If the 135-minute theatrical cut is like the nebulous memory of a dream, the 108-minute director’s cut of Chinese Bookie is the bone-hard and plot-driven version that pulled all the film’s (and its director’s) contradictory elements into a cohesive, logical knot. Still the queerly fugue-like vision of the more “Cassevetes-esque” original cut, it’s now given the shape of a traditional ‘70s crime-noir thriller (ironically—though perhaps apropos for this odd film—it was the editorial assistants who gave Bookie its very loose Cassavetes “feel,” while it was Cassavetes who tightly re-edited it into a more “old-fashioned” gangster picture). As such, the director’s cut is remarkable unification of the disparate impulses that warred within Cassavetes—the need to simply entertain, the need to create “difficult” art—and thus the friction it creates, the tectonic grinding of these two appositional impulses, creates a deliriously fascinating, thematically resonant superstructure to this messy story both of a man and made by a man split by the same forces.

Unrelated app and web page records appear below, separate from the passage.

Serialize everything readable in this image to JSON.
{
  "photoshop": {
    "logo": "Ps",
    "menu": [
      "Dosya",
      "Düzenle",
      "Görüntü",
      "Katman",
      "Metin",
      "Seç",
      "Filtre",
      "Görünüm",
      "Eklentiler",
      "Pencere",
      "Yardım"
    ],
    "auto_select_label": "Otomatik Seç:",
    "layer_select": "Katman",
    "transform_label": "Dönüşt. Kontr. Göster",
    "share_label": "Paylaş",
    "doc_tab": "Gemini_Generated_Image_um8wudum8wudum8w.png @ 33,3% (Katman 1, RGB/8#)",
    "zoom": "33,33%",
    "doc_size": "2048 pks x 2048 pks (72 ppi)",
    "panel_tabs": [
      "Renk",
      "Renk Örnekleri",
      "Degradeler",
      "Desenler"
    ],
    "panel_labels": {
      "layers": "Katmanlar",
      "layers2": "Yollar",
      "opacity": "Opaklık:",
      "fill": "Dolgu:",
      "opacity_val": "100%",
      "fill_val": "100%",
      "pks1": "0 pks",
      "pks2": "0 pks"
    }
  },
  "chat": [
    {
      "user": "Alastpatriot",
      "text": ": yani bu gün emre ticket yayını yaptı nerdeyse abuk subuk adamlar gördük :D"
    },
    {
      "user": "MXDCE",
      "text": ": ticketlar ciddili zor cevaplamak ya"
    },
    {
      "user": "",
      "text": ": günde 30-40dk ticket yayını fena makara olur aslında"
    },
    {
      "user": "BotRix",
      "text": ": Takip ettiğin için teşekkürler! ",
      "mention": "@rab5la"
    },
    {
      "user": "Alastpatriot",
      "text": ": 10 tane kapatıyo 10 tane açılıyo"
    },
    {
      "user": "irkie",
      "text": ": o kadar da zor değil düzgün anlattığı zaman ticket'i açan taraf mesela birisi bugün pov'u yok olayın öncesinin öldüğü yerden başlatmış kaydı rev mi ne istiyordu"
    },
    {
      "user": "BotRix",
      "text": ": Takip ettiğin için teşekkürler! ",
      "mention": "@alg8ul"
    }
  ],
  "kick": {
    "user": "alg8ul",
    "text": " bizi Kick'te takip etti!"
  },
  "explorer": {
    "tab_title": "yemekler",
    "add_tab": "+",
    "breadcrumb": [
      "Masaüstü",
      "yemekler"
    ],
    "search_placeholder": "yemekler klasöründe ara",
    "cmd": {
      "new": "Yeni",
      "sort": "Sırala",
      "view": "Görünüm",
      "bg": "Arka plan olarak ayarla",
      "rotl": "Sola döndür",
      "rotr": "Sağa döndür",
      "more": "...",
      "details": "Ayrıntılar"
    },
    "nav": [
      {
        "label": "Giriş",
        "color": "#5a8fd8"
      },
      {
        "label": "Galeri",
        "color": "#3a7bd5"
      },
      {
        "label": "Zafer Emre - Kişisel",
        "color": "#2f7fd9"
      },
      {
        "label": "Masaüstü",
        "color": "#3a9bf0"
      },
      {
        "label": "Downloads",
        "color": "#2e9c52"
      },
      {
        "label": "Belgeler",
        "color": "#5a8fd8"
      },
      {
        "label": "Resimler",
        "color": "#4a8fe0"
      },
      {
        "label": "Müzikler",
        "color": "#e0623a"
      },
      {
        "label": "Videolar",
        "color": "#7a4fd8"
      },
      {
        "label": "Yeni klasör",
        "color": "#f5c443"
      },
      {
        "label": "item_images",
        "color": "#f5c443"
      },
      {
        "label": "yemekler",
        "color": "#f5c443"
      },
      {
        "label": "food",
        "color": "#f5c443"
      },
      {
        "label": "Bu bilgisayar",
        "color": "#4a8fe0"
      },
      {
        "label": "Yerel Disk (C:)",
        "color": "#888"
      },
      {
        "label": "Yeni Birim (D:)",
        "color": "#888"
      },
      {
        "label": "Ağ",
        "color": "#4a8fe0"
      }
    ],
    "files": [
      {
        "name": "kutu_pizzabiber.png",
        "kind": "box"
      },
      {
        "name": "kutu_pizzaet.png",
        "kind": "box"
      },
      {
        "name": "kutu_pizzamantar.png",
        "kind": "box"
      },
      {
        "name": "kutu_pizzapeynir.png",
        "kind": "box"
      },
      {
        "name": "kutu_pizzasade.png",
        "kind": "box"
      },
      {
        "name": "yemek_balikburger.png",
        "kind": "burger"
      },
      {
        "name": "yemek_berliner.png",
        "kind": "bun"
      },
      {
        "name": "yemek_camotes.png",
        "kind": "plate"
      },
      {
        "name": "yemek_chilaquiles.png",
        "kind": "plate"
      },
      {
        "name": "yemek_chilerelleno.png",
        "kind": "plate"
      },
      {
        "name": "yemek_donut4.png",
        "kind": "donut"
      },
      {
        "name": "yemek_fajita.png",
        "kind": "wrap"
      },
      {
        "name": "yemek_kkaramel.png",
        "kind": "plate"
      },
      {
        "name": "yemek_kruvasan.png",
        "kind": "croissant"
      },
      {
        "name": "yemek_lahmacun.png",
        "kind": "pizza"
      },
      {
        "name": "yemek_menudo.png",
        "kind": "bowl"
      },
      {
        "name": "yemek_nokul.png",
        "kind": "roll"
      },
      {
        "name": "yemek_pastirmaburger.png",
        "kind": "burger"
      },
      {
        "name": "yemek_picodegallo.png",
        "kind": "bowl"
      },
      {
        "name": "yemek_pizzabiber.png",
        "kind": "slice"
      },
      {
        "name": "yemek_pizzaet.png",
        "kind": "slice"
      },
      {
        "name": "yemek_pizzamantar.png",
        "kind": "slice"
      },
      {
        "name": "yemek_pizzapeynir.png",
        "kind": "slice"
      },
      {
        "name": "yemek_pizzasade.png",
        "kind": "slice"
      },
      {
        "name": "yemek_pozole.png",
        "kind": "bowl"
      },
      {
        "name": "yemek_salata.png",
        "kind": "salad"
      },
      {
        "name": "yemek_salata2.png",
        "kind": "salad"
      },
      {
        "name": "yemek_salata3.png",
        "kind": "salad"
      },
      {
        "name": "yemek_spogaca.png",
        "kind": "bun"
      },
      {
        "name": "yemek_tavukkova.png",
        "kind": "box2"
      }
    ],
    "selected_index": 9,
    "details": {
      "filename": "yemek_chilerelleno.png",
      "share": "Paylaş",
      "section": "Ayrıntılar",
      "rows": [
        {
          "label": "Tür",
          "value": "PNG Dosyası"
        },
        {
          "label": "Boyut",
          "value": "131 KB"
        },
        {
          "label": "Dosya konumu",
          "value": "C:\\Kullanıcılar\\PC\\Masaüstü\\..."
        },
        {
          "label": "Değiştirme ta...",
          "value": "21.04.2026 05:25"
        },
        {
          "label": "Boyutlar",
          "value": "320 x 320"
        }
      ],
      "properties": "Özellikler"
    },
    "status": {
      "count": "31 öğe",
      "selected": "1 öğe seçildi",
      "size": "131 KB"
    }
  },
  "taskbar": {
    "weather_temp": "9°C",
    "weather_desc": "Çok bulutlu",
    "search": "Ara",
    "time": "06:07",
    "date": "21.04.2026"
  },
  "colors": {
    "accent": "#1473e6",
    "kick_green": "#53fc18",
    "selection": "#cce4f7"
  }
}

All of which dovetails into The Killing of a Chinese Bookie’s final scene, a scene that is left wholly untouched in either version: Rather than announce Mr. Sophistication and the De-Lovelies’ nightly performance from the P.A. mic behind the stage as he normally does, Cosmo, his black suit soggy with blood from the bullet he took just hours before, steps onto the stage for the first time in the film and announces his surrogate in-person. Cosmo’s introduction of a new stage show could just as easily be Cassavetes’ own for this new version of the film: “We’re gonna introduce you to a new number tonight. We’re gonna take you on a whooooooooole new trip. And I know you’re gonna enjoy it.” And with that, Mr. Sophistication takes the stage with Cosmo, crass surrogate and difficult artist unite, and a vision is completed.
Later, as Mr. Sophistication sings the jazz standard “I Can’t Give You Anything But Love,” to an adoring audience, Cosmo stands outside the Crazy Horse West, bleeding profusely. Does he live? Does he die? Does it matter? The film closes without an answer. Because what matters is the show—the messy, contradictory, difficult, thrilling, heartfelt, artful, real, killer show—and it goes on.